BEGIN Records supplied
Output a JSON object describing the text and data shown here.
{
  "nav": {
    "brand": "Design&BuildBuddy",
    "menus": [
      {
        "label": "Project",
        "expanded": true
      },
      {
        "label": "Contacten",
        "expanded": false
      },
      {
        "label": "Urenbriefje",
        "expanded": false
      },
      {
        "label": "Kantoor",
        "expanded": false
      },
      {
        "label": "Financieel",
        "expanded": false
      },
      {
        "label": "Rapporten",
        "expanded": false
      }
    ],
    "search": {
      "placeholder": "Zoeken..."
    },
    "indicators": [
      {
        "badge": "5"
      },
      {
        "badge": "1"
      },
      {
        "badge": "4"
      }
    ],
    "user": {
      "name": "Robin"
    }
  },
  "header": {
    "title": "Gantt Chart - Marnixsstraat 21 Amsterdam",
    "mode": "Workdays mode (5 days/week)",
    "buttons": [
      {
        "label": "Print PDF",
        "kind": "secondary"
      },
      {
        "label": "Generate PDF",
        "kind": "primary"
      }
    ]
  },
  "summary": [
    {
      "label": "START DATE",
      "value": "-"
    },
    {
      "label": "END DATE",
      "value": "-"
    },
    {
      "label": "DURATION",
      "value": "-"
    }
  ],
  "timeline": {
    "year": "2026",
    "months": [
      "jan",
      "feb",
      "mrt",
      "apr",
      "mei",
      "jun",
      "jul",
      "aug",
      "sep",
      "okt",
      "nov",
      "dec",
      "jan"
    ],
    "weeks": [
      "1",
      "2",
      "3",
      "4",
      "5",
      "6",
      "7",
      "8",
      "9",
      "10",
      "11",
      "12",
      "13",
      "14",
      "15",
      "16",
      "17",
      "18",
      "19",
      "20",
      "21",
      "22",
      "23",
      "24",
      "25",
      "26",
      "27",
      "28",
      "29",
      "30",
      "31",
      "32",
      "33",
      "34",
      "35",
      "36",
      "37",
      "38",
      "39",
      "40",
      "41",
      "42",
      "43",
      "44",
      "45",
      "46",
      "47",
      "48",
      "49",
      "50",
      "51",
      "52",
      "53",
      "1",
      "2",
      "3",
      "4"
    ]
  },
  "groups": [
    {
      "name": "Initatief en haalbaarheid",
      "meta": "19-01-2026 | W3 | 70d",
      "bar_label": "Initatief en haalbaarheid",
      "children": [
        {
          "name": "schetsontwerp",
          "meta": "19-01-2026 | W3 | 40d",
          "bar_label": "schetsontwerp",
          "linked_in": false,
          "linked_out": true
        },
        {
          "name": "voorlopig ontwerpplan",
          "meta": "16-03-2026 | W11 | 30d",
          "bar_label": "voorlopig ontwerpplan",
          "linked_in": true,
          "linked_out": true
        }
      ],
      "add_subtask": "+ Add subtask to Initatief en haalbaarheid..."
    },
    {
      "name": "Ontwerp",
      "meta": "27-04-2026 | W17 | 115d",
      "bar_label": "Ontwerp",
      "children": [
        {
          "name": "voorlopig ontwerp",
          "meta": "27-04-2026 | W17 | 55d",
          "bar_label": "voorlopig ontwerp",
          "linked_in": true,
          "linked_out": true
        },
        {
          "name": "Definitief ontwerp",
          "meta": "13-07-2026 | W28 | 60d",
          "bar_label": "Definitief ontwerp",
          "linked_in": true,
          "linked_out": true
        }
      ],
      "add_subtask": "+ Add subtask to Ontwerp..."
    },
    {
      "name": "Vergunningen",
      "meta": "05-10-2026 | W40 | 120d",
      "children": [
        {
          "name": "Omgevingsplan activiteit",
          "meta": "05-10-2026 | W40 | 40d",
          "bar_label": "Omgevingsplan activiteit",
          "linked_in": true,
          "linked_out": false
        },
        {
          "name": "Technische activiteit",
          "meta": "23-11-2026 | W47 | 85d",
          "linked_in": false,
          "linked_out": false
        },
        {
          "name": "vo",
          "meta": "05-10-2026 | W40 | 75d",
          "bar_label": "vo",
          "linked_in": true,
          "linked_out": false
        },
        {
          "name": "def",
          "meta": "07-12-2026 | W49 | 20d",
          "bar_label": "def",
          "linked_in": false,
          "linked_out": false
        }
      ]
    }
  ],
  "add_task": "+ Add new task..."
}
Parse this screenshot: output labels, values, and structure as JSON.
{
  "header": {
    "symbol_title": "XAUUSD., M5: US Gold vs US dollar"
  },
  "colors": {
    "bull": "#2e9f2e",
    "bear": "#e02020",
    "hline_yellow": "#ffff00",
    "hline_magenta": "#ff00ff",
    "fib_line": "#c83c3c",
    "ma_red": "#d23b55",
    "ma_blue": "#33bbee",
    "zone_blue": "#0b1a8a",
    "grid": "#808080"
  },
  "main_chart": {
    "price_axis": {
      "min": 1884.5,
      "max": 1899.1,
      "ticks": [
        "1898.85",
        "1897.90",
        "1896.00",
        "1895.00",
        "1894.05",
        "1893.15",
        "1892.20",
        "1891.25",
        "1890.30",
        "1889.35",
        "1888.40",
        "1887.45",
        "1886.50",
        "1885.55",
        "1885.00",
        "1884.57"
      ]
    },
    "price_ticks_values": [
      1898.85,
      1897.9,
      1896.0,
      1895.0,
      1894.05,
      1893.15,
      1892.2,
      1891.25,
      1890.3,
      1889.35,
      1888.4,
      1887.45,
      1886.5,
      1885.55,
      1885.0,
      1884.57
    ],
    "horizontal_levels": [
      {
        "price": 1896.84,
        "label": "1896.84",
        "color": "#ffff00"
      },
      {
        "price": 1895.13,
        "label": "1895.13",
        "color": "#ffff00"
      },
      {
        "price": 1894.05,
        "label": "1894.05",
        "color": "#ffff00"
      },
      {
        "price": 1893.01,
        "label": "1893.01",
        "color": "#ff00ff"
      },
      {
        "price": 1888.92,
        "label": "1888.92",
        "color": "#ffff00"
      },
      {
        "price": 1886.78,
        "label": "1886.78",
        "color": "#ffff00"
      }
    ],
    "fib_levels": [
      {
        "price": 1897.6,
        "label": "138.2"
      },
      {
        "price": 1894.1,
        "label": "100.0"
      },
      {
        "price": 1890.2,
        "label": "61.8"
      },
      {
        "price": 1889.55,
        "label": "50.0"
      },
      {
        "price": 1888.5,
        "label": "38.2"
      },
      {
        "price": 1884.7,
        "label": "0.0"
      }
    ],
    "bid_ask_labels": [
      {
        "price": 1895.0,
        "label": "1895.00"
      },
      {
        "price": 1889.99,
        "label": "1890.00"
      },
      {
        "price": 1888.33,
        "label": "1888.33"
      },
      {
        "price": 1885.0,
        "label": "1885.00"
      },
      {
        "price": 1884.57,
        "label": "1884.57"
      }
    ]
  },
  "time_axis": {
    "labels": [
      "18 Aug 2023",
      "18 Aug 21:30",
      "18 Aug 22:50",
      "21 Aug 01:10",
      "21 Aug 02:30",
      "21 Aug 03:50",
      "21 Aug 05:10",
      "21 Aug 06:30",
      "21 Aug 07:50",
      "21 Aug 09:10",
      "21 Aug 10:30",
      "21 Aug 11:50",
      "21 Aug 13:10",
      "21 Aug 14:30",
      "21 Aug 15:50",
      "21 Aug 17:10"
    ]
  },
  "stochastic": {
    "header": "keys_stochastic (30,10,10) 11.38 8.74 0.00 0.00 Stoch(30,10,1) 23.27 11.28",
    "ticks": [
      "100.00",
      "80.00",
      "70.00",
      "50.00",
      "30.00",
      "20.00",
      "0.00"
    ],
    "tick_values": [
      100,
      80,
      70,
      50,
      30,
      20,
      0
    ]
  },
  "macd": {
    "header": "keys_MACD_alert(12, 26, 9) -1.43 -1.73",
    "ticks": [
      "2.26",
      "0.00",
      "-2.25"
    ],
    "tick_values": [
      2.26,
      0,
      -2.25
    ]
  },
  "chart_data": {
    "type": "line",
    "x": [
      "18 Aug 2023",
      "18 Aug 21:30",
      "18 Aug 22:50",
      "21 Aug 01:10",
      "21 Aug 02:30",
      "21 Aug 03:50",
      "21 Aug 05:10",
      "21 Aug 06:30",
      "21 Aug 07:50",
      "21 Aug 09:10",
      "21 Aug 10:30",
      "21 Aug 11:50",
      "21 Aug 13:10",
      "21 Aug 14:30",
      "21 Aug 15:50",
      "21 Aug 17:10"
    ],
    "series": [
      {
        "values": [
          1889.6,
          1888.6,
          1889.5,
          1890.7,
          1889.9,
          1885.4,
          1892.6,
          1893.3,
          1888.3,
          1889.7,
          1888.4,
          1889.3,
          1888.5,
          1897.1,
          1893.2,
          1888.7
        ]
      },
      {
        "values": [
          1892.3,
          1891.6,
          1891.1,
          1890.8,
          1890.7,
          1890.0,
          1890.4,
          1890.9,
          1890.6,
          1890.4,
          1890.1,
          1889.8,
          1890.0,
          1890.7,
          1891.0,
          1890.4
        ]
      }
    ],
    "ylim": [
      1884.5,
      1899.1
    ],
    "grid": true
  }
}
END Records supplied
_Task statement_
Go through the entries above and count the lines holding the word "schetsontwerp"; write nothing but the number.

_Result for this task_
2